Do you have the habit of micromanaging the projects? If so, you should consider changing your approach to project management. This is not just optional. It is imperative that you change your style of managing as it contributes to a lot of project problems in the long run.

Micromanagers do not recognize that their behavior have a negative impact on the team. However, sooner or later the strategy creates ripples in the project team leading to turnover, dampened morale, and project failure.

If you are still not convinced about the dangers of micromanagement, you will change your view after reading about the dangers of this approach to project management.

1. Lack of Flexibility

Micromanagement stifles the creativity of the project team. Lack of autonomy in making project decisions forces the employees to do exactly what you desire, and nothing more. They will not modify their actions according to the demand of work.

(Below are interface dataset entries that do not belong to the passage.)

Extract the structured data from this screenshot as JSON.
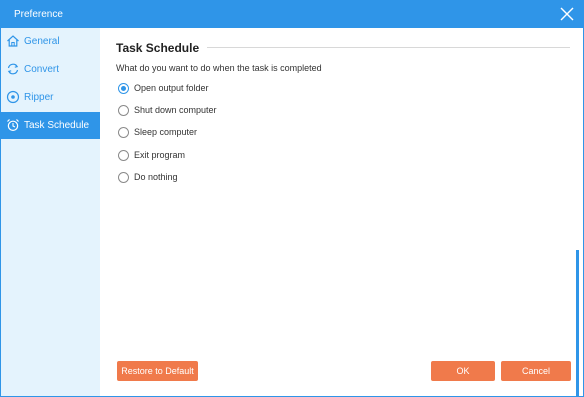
{
  "window": {
    "title": "Preference"
  },
  "sidebar": {
    "items": [
      {
        "label": "General",
        "icon": "home-icon",
        "active": false
      },
      {
        "label": "Convert",
        "icon": "refresh-icon",
        "active": false
      },
      {
        "label": "Ripper",
        "icon": "disc-icon",
        "active": false
      },
      {
        "label": "Task Schedule",
        "icon": "alarm-clock-icon",
        "active": true
      }
    ]
  },
  "main": {
    "section_title": "Task Schedule",
    "question": "What do you want to do when the task is completed",
    "options": [
      {
        "label": "Open output folder",
        "checked": true
      },
      {
        "label": "Shut down computer",
        "checked": false
      },
      {
        "label": "Sleep computer",
        "checked": false
      },
      {
        "label": "Exit program",
        "checked": false
      },
      {
        "label": "Do nothing",
        "checked": false
      }
    ]
  },
  "footer": {
    "restore_label": "Restore to Default",
    "ok_label": "OK",
    "cancel_label": "Cancel"
  },
  "colors": {
    "accent": "#2f95e8",
    "sidebar_bg": "#e4f3fd",
    "button": "#f07a4b"
  }
}
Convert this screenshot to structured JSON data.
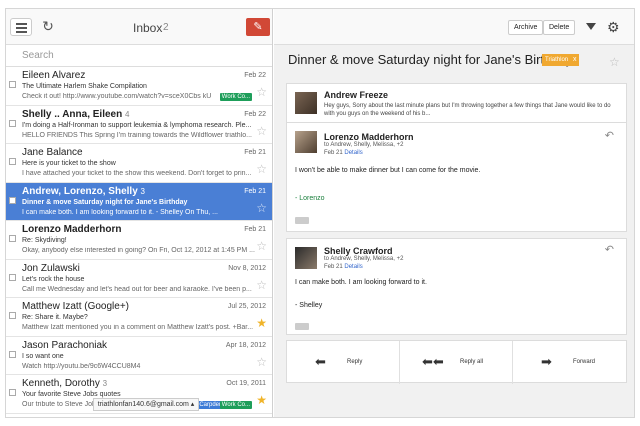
{
  "left": {
    "inbox_title": "Inbox",
    "inbox_count": "2",
    "search_placeholder": "Search",
    "account": "triathlonfan140.6@gmail.com ▴",
    "rows": [
      {
        "sender": "Eileen Alvarez",
        "count": "",
        "date": "Feb 22",
        "subject": "The Ultimate Harlem Shake Compilation",
        "snippet": "Check it out! http://www.youtube.com/watch?v=sceX0Cbs kU",
        "label": "Work Co...",
        "starred": false,
        "bold": false
      },
      {
        "sender": "Shelly .. Anna, Eileen",
        "count": "4",
        "date": "Feb 22",
        "subject": "I'm doing a Half-Ironman to support leukemia & lymphoma research. Ple...",
        "snippet": "HELLO FRIENDS This Spring I'm training towards the Wildflower triathlo...",
        "label": "",
        "starred": false,
        "bold": true
      },
      {
        "sender": "Jane Balance",
        "count": "",
        "date": "Feb 21",
        "subject": "Here is your ticket to the show",
        "snippet": "I have attached your ticket to the show this weekend. Don't forget to prin...",
        "label": "",
        "starred": false,
        "bold": false
      },
      {
        "sender": "Andrew, Lorenzo, Shelly",
        "count": "3",
        "date": "Feb 21",
        "subject": "Dinner & move Saturday night for Jane's Birthday",
        "snippet": "I can make both. I am looking forward to it. - Shelley On Thu, ...",
        "label": "",
        "starred": false,
        "bold": true
      },
      {
        "sender": "Lorenzo Madderhorn",
        "count": "",
        "date": "Feb 21",
        "subject": "Re: Skydiving!",
        "snippet": "Okay, anybody else interested in going? On Fri, Oct 12, 2012 at 1:45 PM ...",
        "label": "",
        "starred": false,
        "bold": true
      },
      {
        "sender": "Jon Zulawski",
        "count": "",
        "date": "Nov 8, 2012",
        "subject": "Let's rock the house",
        "snippet": "Call me Wednesday and let's head out for beer and karaoke. I've been p...",
        "label": "",
        "starred": false,
        "bold": false
      },
      {
        "sender": "Matthew Izatt (Google+)",
        "count": "",
        "date": "Jul 25, 2012",
        "subject": "Re: Share it. Maybe?",
        "snippet": "Matthew Izatt mentioned you in a comment on Matthew Izatt's post. +Bar...",
        "label": "",
        "starred": true,
        "bold": false
      },
      {
        "sender": "Jason Parachoniak",
        "count": "",
        "date": "Apr 18, 2012",
        "subject": "I so want one",
        "snippet": "Watch http://youtu.be/9c6W4CCU8M4",
        "label": "",
        "starred": false,
        "bold": false
      },
      {
        "sender": "Kenneth, Dorothy",
        "count": "3",
        "date": "Oct 19, 2011",
        "subject": "Your favorite Steve Jobs quotes",
        "snippet": "Our tribute to Steve Jobs, we've been collectin...",
        "label": "Carpdem",
        "label2": "Work Co...",
        "starred": true,
        "bold": false
      }
    ]
  },
  "right": {
    "archive": "Archive",
    "delete": "Delete",
    "subject": "Dinner & move Saturday night for Jane's Birthday",
    "tag": "Triathlon",
    "tag_x": "x",
    "msg1": {
      "name": "Andrew Freeze",
      "preview": "Hey guys, Sorry about the last minute plans but I'm throwing together a few things that Jane would like to do with you guys on the weekend of his b..."
    },
    "msg2": {
      "name": "Lorenzo Madderhorn",
      "date": "Feb 21",
      "to": "to Andrew, Shelly, Melissa, +2",
      "details": "Details",
      "body": "I won't be able to make dinner but I can come for the movie.",
      "sig": "- Lorenzo"
    },
    "msg3": {
      "name": "Shelly Crawford",
      "date": "Feb 21",
      "to": "to Andrew, Shelly, Melissa, +2",
      "details": "Details",
      "body": "I can make both. I am looking forward to it.",
      "sig": "- Shelley"
    },
    "actions": {
      "reply": "Reply",
      "reply_all": "Reply all",
      "forward": "Forward"
    }
  }
}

No one will be willing to step out of the box to achieve extraordinary results. Instead, the same performance will continue that will lead to the same results. This lack of flexibility will prevent the growth of the organization that results due to increased employee productivity.

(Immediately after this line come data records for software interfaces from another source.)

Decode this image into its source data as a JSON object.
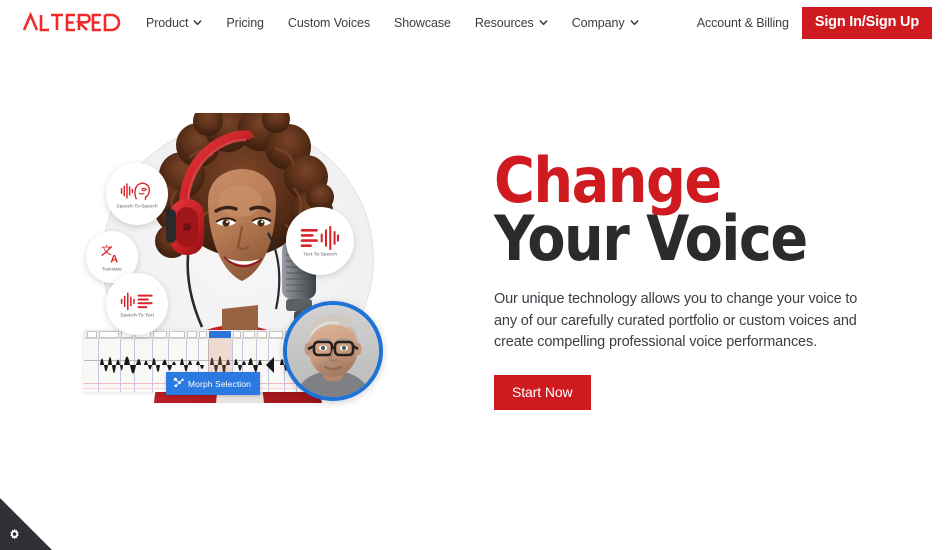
{
  "brand": {
    "name": "ALTERED",
    "logo_color": "#ef2b2b",
    "accent_red": "#cf1a1f",
    "headline_red": "#cf1a1f",
    "headline_dark": "#2b2b2b",
    "blue": "#1c72d6"
  },
  "nav": {
    "items": [
      {
        "label": "Product",
        "has_dropdown": true,
        "icon": "chevron-down-icon"
      },
      {
        "label": "Pricing",
        "has_dropdown": false
      },
      {
        "label": "Custom Voices",
        "has_dropdown": false
      },
      {
        "label": "Showcase",
        "has_dropdown": false
      },
      {
        "label": "Resources",
        "has_dropdown": true,
        "icon": "chevron-down-icon"
      },
      {
        "label": "Company",
        "has_dropdown": true,
        "icon": "chevron-down-icon"
      }
    ],
    "account_link": "Account & Billing",
    "signin_button": "Sign In/Sign Up"
  },
  "hero": {
    "headline_line1": "Change",
    "headline_line2": "Your Voice",
    "paragraph": "Our unique technology allows you to change your voice to any of our carefully curated portfolio or custom voices and create compelling professional voice performances.",
    "cta_button": "Start Now"
  },
  "art": {
    "badges": [
      {
        "label": "Speech-To-Speech",
        "icon": "speech-to-speech-icon"
      },
      {
        "label": "Translate",
        "icon": "translate-icon"
      },
      {
        "label": "Speech-To-Text",
        "icon": "speech-to-text-icon"
      },
      {
        "label": "Text-To-Speech",
        "icon": "text-to-speech-icon"
      }
    ],
    "editor": {
      "morph_button": "Morph Selection",
      "morph_icon": "morph-nodes-icon"
    },
    "woman_alt": "woman-with-red-headphones-photo",
    "man_alt": "man-with-glasses-portrait-photo"
  },
  "cookie_widget": {
    "icon": "gear-icon",
    "label": "Cookie settings"
  }
}
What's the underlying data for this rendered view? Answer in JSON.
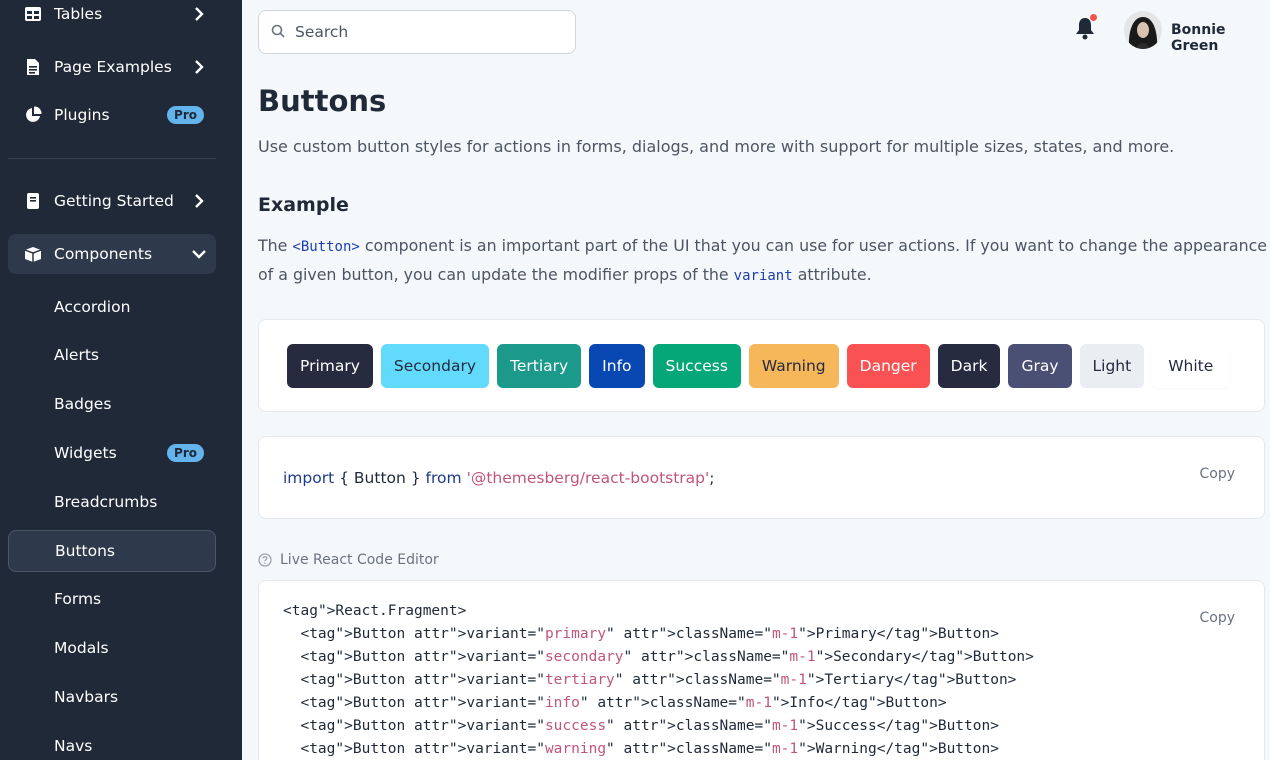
{
  "sidebar": {
    "top_items": [
      {
        "label": "Tables",
        "icon": "table-icon",
        "has_chevron": true
      },
      {
        "label": "Page Examples",
        "icon": "document-icon",
        "has_chevron": true
      },
      {
        "label": "Plugins",
        "icon": "pie-chart-icon",
        "badge": "Pro"
      }
    ],
    "items": [
      {
        "label": "Getting Started",
        "icon": "book-icon",
        "has_chevron": true
      },
      {
        "label": "Components",
        "icon": "box-icon",
        "expanded": true
      }
    ],
    "sub_items": [
      {
        "label": "Accordion"
      },
      {
        "label": "Alerts"
      },
      {
        "label": "Badges"
      },
      {
        "label": "Widgets",
        "badge": "Pro"
      },
      {
        "label": "Breadcrumbs"
      },
      {
        "label": "Buttons",
        "active": true
      },
      {
        "label": "Forms"
      },
      {
        "label": "Modals"
      },
      {
        "label": "Navbars"
      },
      {
        "label": "Navs"
      }
    ]
  },
  "header": {
    "search_placeholder": "Search",
    "user_name": "Bonnie Green"
  },
  "main": {
    "title": "Buttons",
    "description": "Use custom button styles for actions in forms, dialogs, and more with support for multiple sizes, states, and more.",
    "section_title": "Example",
    "para_1": "The ",
    "para_code_1": "<Button>",
    "para_2": " component is an important part of the UI that you can use for user actions. If you want to change the appearance of a given button, you can update the modifier props of the ",
    "para_code_2": "variant",
    "para_3": " attribute.",
    "buttons": [
      {
        "label": "Primary",
        "bg": "#262b40",
        "fg": "#ffffff"
      },
      {
        "label": "Secondary",
        "bg": "#61dafb",
        "fg": "#262b40"
      },
      {
        "label": "Tertiary",
        "bg": "#1b998b",
        "fg": "#ffffff"
      },
      {
        "label": "Info",
        "bg": "#0948b3",
        "fg": "#ffffff"
      },
      {
        "label": "Success",
        "bg": "#05a677",
        "fg": "#ffffff"
      },
      {
        "label": "Warning",
        "bg": "#f5b759",
        "fg": "#262b40"
      },
      {
        "label": "Danger",
        "bg": "#fa5252",
        "fg": "#ffffff"
      },
      {
        "label": "Dark",
        "bg": "#262b40",
        "fg": "#ffffff"
      },
      {
        "label": "Gray",
        "bg": "#4a5073",
        "fg": "#ffffff"
      },
      {
        "label": "Light",
        "bg": "#eaedf2",
        "fg": "#262b40"
      },
      {
        "label": "White",
        "bg": "#ffffff",
        "fg": "#262b40"
      }
    ],
    "import_code": {
      "kw_import": "import",
      "middle": " { Button } ",
      "kw_from": "from",
      "space": " ",
      "module": "'@themesberg/react-bootstrap'",
      "semi": ";"
    },
    "copy_label": "Copy",
    "live_editor_label": "Live React Code Editor",
    "code_lines": [
      "<React.Fragment>",
      "  <Button variant=\"primary\" className=\"m-1\">Primary</Button>",
      "  <Button variant=\"secondary\" className=\"m-1\">Secondary</Button>",
      "  <Button variant=\"tertiary\" className=\"m-1\">Tertiary</Button>",
      "  <Button variant=\"info\" className=\"m-1\">Info</Button>",
      "  <Button variant=\"success\" className=\"m-1\">Success</Button>",
      "  <Button variant=\"warning\" className=\"m-1\">Warning</Button>"
    ],
    "code_variants": [
      "primary",
      "secondary",
      "tertiary",
      "info",
      "success",
      "warning"
    ],
    "code_labels": [
      "Primary",
      "Secondary",
      "Tertiary",
      "Info",
      "Success",
      "Warning"
    ]
  }
}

2. High Staff Turnover

Another disadvantage of micromanaging your staff is that it will lead to high staff turnover. Companies can’t afford to lose employees as hiring and training the new staff entails costs. Also, new staff won’t be as productive as the previous staff.

Micromanagement either due to perfectionism or lack of trust is not worth the cost of high staff turnover. It robs the organization of the momentum and affects the bottom line of the company.

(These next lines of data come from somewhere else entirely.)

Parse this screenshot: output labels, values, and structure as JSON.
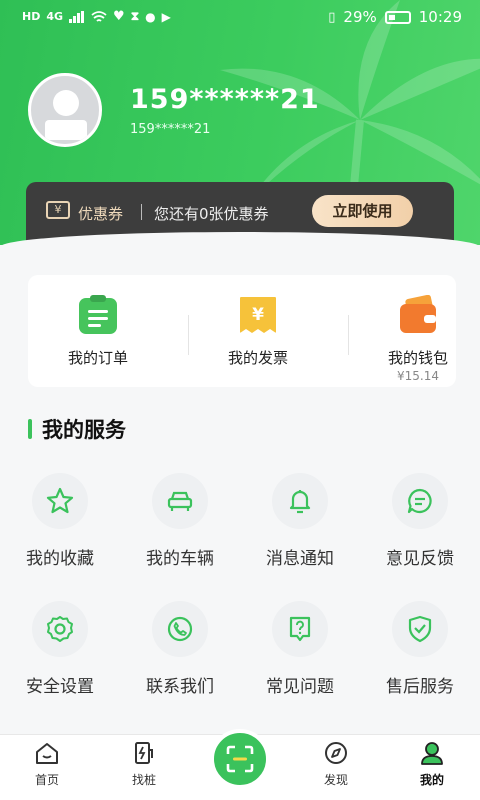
{
  "status_bar": {
    "left_items": [
      "HD",
      "4G"
    ],
    "battery": "29%",
    "time": "10:29"
  },
  "profile": {
    "phone": "159******21",
    "phone_sub": "159******21"
  },
  "coupon": {
    "title": "优惠券",
    "icon_text": "¥",
    "text": "您还有0张优惠券",
    "button": "立即使用"
  },
  "quick": [
    {
      "label": "我的订单",
      "icon": "order-icon",
      "color": "#46c45c"
    },
    {
      "label": "我的发票",
      "icon": "invoice-icon",
      "color": "#f6c23a"
    },
    {
      "label": "我的钱包",
      "icon": "wallet-icon",
      "color": "#f27a2e",
      "value": "¥15.14"
    }
  ],
  "services_title": "我的服务",
  "services": [
    {
      "label": "我的收藏",
      "icon": "star-icon"
    },
    {
      "label": "我的车辆",
      "icon": "car-icon"
    },
    {
      "label": "消息通知",
      "icon": "bell-icon"
    },
    {
      "label": "意见反馈",
      "icon": "feedback-icon"
    },
    {
      "label": "安全设置",
      "icon": "gear-icon"
    },
    {
      "label": "联系我们",
      "icon": "phone-icon"
    },
    {
      "label": "常见问题",
      "icon": "question-icon"
    },
    {
      "label": "售后服务",
      "icon": "shield-icon"
    }
  ],
  "tabs": [
    {
      "label": "首页",
      "icon": "home-icon"
    },
    {
      "label": "找桩",
      "icon": "charger-icon"
    },
    {
      "label": "",
      "icon": "scan-icon"
    },
    {
      "label": "发现",
      "icon": "compass-icon"
    },
    {
      "label": "我的",
      "icon": "user-icon",
      "active": true
    }
  ],
  "colors": {
    "accent": "#3bc25c",
    "coupon_bg": "#3d3d3d"
  }
}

3. Self-Burnout

The fact is that micromanagement is downright exhausting. Micromanaging involves a greater amount of energy. A project manager will quickly burnout when micromanaging the staff. Managing each and every aspect of the employees’ tasks will make you burn out due to which you won’t be able to perform to your capacity. This will result in negative impact on the overall project outcome. When you micromanage, you will have less energy for other more important tasks such as curtailing costs, risk planning, and ensuring efficient use of resources.

To conclude, micromanagement is an outdated and inefficient strategy. It’s not only bad for the employees, but bad for you and the company. Ideally, a project manager should spend time in seeking suppliers, partners, board members, clients, and investors. The manager should also coordinate the efforts of the staff. This is much more important than micromanaging daily activities of the employees.

Consider using collaboration software to delegate tasks, set assignments, and measure performance of the employees. Being able to prioritize and monitor the employee’s progress through a work management software will save time and effort in managing the employees. You will have more time focusing on another more strategic aspect of the projects.